Background: An international survey of radiation therapy (RT) of liver metastases was undertaken by the Liver Cancer Workgroup of the Third International Consensus on Metastases Workshop at the 2010 American Society for Radiation Oncology (ASTRO) meeting.
Material and methods: Canadian, European, Australian, New Zealand and American centers participated in this online survey. The survey had four objectives: 1) to describe the practice patterns for RT of liver metastases; 2) to report on the use of low-dose RT for symptomatic liver metastases; 3) to report on the use of technology; and 4) to describe the regional differences in the management of liver metastases.

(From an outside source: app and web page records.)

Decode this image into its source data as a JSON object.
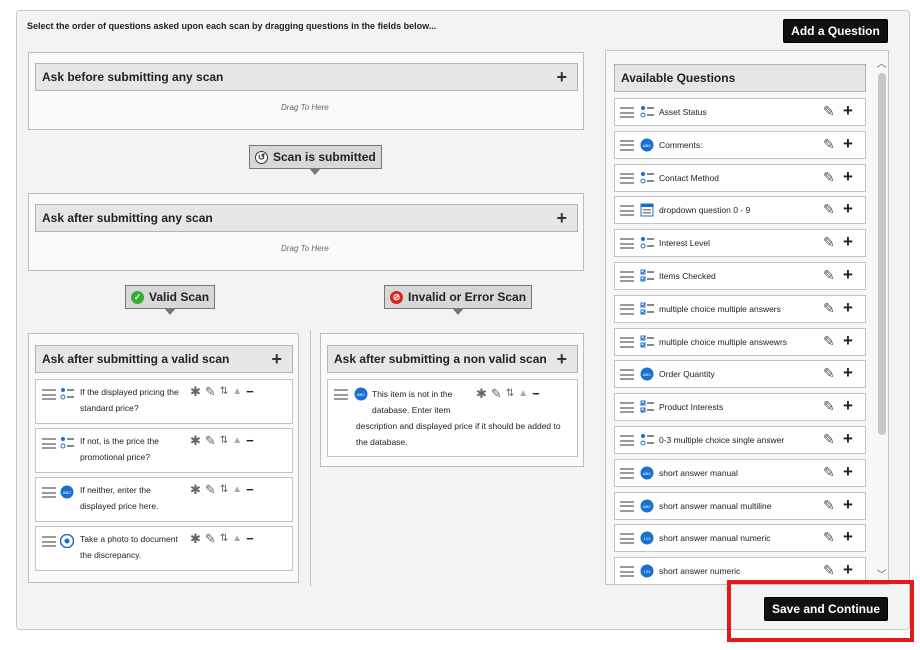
{
  "instructions": "Select the order of questions asked upon each scan by dragging questions in the fields below...",
  "buttons": {
    "add_question": "Add a Question",
    "save_continue": "Save and Continue"
  },
  "sections": {
    "before_submit": {
      "title": "Ask before submitting any scan",
      "hint": "Drag To Here"
    },
    "scan_submitted_label": "Scan is submitted",
    "after_any": {
      "title": "Ask after submitting any scan",
      "hint": "Drag To Here"
    },
    "valid_scan_label": "Valid Scan",
    "invalid_scan_label": "Invalid or Error Scan",
    "after_valid": {
      "title": "Ask after submitting a valid scan",
      "questions": [
        {
          "line1": "If the displayed pricing the",
          "line2": "standard price?",
          "type_icon": "list-icon"
        },
        {
          "line1": "If not, is the price the",
          "line2": "promotional price?",
          "type_icon": "list-icon"
        },
        {
          "line1": "If neither, enter the",
          "line2": "displayed price here.",
          "type_icon": "text-bubble-icon"
        },
        {
          "line1": "Take a photo to document",
          "line2": "the discrepancy.",
          "type_icon": "camera-icon"
        }
      ]
    },
    "after_invalid": {
      "title": "Ask after submitting a non valid scan",
      "questions": [
        {
          "line1": "This item is not in the",
          "line2": "database. Enter item",
          "line3": "description and displayed price if it should be added to",
          "line4": "the database.",
          "type_icon": "text-bubble-icon"
        }
      ]
    }
  },
  "available": {
    "title": "Available Questions",
    "items": [
      {
        "label": "Asset Status",
        "type_icon": "list-icon"
      },
      {
        "label": "Comments:",
        "type_icon": "text-bubble-icon"
      },
      {
        "label": "Contact Method",
        "type_icon": "list-icon"
      },
      {
        "label": "dropdown question 0 - 9",
        "type_icon": "dropdown-icon"
      },
      {
        "label": "Interest Level",
        "type_icon": "list-icon"
      },
      {
        "label": "Items Checked",
        "type_icon": "checkbox-icon"
      },
      {
        "label": "multiple choice multiple answers",
        "type_icon": "checkbox-icon"
      },
      {
        "label": "multiple choice multiple answewrs",
        "type_icon": "checkbox-icon"
      },
      {
        "label": "Order Quantity",
        "type_icon": "text-bubble-icon"
      },
      {
        "label": "Product Interests",
        "type_icon": "checkbox-icon"
      },
      {
        "label": "0-3 multiple choice single answer",
        "type_icon": "list-icon"
      },
      {
        "label": "short answer manual",
        "type_icon": "text-bubble-icon"
      },
      {
        "label": "short answer manual multiline",
        "type_icon": "text-bubble-icon"
      },
      {
        "label": "short answer manual numeric",
        "type_icon": "numeric-bubble-icon"
      },
      {
        "label": "short answer numeric",
        "type_icon": "numeric-bubble-icon"
      }
    ]
  },
  "colors": {
    "valid_green": "#2fae2f",
    "invalid_red": "#d9261c",
    "bubble_blue": "#1a6fd1",
    "highlight_red": "#e21a1a"
  }
}
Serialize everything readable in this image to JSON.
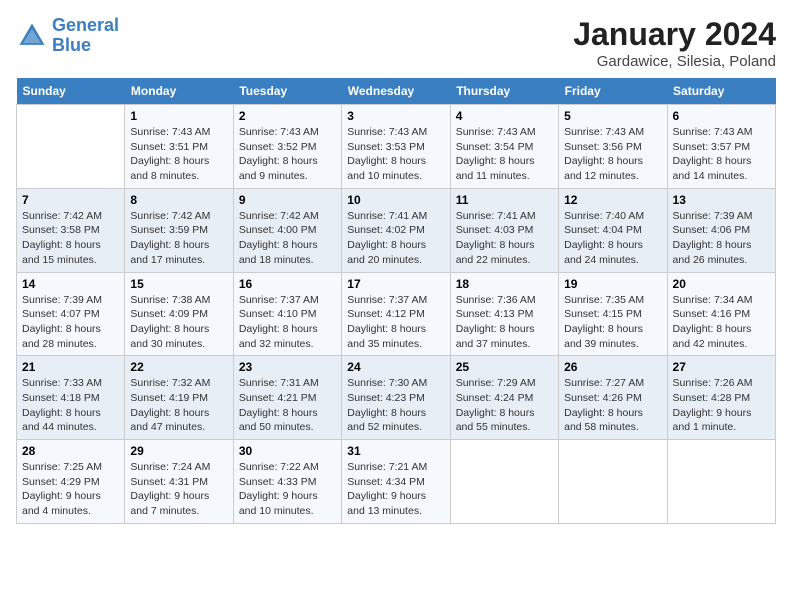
{
  "header": {
    "logo_text_part1": "General",
    "logo_text_part2": "Blue",
    "title": "January 2024",
    "subtitle": "Gardawice, Silesia, Poland"
  },
  "calendar": {
    "days_of_week": [
      "Sunday",
      "Monday",
      "Tuesday",
      "Wednesday",
      "Thursday",
      "Friday",
      "Saturday"
    ],
    "weeks": [
      [
        {
          "day": "",
          "info": ""
        },
        {
          "day": "1",
          "info": "Sunrise: 7:43 AM\nSunset: 3:51 PM\nDaylight: 8 hours\nand 8 minutes."
        },
        {
          "day": "2",
          "info": "Sunrise: 7:43 AM\nSunset: 3:52 PM\nDaylight: 8 hours\nand 9 minutes."
        },
        {
          "day": "3",
          "info": "Sunrise: 7:43 AM\nSunset: 3:53 PM\nDaylight: 8 hours\nand 10 minutes."
        },
        {
          "day": "4",
          "info": "Sunrise: 7:43 AM\nSunset: 3:54 PM\nDaylight: 8 hours\nand 11 minutes."
        },
        {
          "day": "5",
          "info": "Sunrise: 7:43 AM\nSunset: 3:56 PM\nDaylight: 8 hours\nand 12 minutes."
        },
        {
          "day": "6",
          "info": "Sunrise: 7:43 AM\nSunset: 3:57 PM\nDaylight: 8 hours\nand 14 minutes."
        }
      ],
      [
        {
          "day": "7",
          "info": "Sunrise: 7:42 AM\nSunset: 3:58 PM\nDaylight: 8 hours\nand 15 minutes."
        },
        {
          "day": "8",
          "info": "Sunrise: 7:42 AM\nSunset: 3:59 PM\nDaylight: 8 hours\nand 17 minutes."
        },
        {
          "day": "9",
          "info": "Sunrise: 7:42 AM\nSunset: 4:00 PM\nDaylight: 8 hours\nand 18 minutes."
        },
        {
          "day": "10",
          "info": "Sunrise: 7:41 AM\nSunset: 4:02 PM\nDaylight: 8 hours\nand 20 minutes."
        },
        {
          "day": "11",
          "info": "Sunrise: 7:41 AM\nSunset: 4:03 PM\nDaylight: 8 hours\nand 22 minutes."
        },
        {
          "day": "12",
          "info": "Sunrise: 7:40 AM\nSunset: 4:04 PM\nDaylight: 8 hours\nand 24 minutes."
        },
        {
          "day": "13",
          "info": "Sunrise: 7:39 AM\nSunset: 4:06 PM\nDaylight: 8 hours\nand 26 minutes."
        }
      ],
      [
        {
          "day": "14",
          "info": "Sunrise: 7:39 AM\nSunset: 4:07 PM\nDaylight: 8 hours\nand 28 minutes."
        },
        {
          "day": "15",
          "info": "Sunrise: 7:38 AM\nSunset: 4:09 PM\nDaylight: 8 hours\nand 30 minutes."
        },
        {
          "day": "16",
          "info": "Sunrise: 7:37 AM\nSunset: 4:10 PM\nDaylight: 8 hours\nand 32 minutes."
        },
        {
          "day": "17",
          "info": "Sunrise: 7:37 AM\nSunset: 4:12 PM\nDaylight: 8 hours\nand 35 minutes."
        },
        {
          "day": "18",
          "info": "Sunrise: 7:36 AM\nSunset: 4:13 PM\nDaylight: 8 hours\nand 37 minutes."
        },
        {
          "day": "19",
          "info": "Sunrise: 7:35 AM\nSunset: 4:15 PM\nDaylight: 8 hours\nand 39 minutes."
        },
        {
          "day": "20",
          "info": "Sunrise: 7:34 AM\nSunset: 4:16 PM\nDaylight: 8 hours\nand 42 minutes."
        }
      ],
      [
        {
          "day": "21",
          "info": "Sunrise: 7:33 AM\nSunset: 4:18 PM\nDaylight: 8 hours\nand 44 minutes."
        },
        {
          "day": "22",
          "info": "Sunrise: 7:32 AM\nSunset: 4:19 PM\nDaylight: 8 hours\nand 47 minutes."
        },
        {
          "day": "23",
          "info": "Sunrise: 7:31 AM\nSunset: 4:21 PM\nDaylight: 8 hours\nand 50 minutes."
        },
        {
          "day": "24",
          "info": "Sunrise: 7:30 AM\nSunset: 4:23 PM\nDaylight: 8 hours\nand 52 minutes."
        },
        {
          "day": "25",
          "info": "Sunrise: 7:29 AM\nSunset: 4:24 PM\nDaylight: 8 hours\nand 55 minutes."
        },
        {
          "day": "26",
          "info": "Sunrise: 7:27 AM\nSunset: 4:26 PM\nDaylight: 8 hours\nand 58 minutes."
        },
        {
          "day": "27",
          "info": "Sunrise: 7:26 AM\nSunset: 4:28 PM\nDaylight: 9 hours\nand 1 minute."
        }
      ],
      [
        {
          "day": "28",
          "info": "Sunrise: 7:25 AM\nSunset: 4:29 PM\nDaylight: 9 hours\nand 4 minutes."
        },
        {
          "day": "29",
          "info": "Sunrise: 7:24 AM\nSunset: 4:31 PM\nDaylight: 9 hours\nand 7 minutes."
        },
        {
          "day": "30",
          "info": "Sunrise: 7:22 AM\nSunset: 4:33 PM\nDaylight: 9 hours\nand 10 minutes."
        },
        {
          "day": "31",
          "info": "Sunrise: 7:21 AM\nSunset: 4:34 PM\nDaylight: 9 hours\nand 13 minutes."
        },
        {
          "day": "",
          "info": ""
        },
        {
          "day": "",
          "info": ""
        },
        {
          "day": "",
          "info": ""
        }
      ]
    ]
  }
}
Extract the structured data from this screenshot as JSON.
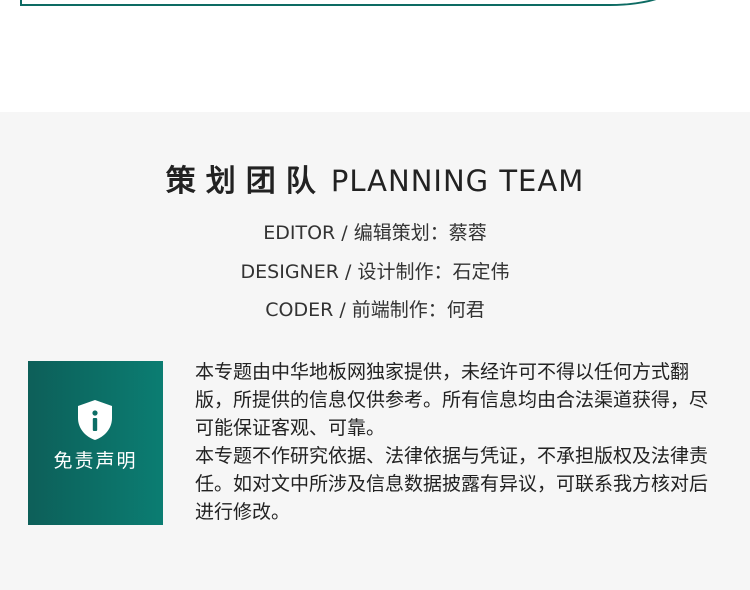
{
  "planning_team": {
    "title_cn": "策划团队",
    "title_en": "PLANNING TEAM",
    "credits": [
      "EDITOR / 编辑策划：蔡蓉",
      "DESIGNER / 设计制作：石定伟",
      "CODER / 前端制作：何君"
    ]
  },
  "disclaimer": {
    "label": "免责声明",
    "icon": "shield-info-icon",
    "paragraphs": [
      "本专题由中华地板网独家提供，未经许可不得以任何方式翻版，所提供的信息仅供参考。所有信息均由合法渠道获得，尽可能保证客观、可靠。",
      "本专题不作研究依据、法律依据与凭证，不承担版权及法律责任。如对文中所涉及信息数据披露有异议，可联系我方核对后进行修改。"
    ]
  },
  "colors": {
    "accent": "#0d6b63",
    "panel_bg": "#f6f6f6",
    "text": "#222222"
  }
}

Results: A total of 69 individuals treating liver metastases with radiotherapy responded to the survey. Regional response rates ranged from 39% to 50%. The primary professional affiliation of all respondents was evenly distributed amongst ASTRO, CARO, ESTRO and TROG/RANZCR. A 36% increase in the average annual number of referrals over the past five years is reported. The majority of referrals were for radical RT. The most common technologies used were 4D-CT (61%), SBRT (55%), IGRT (50%), and/or IMRT (28%). A uniform treatment approach was not found. The most commonly employed radical regimens were 45 Gy in 3 fractions, 40-50 Gy in 5 fractions, and 45 Gy in 15 fractions. Palliative regimens included 20 Gy in 5 fractions, 30 Gy in 10 fractions, 8 Gy in 1 fraction, and 10 Gy in 2 fractions.
Conclusions: This survey suggests radiation oncologists will be seeing more referrals for liver RT. The majority of experience in liver metastases RT is with radical SBRT for focal metastases rather than low-dose palliative RT for symptom control. There is significant variation in technology utilization and dose regimens. Prospective studies or registries may allow for comparison of regimens and identification of parameters to optimize patient selection.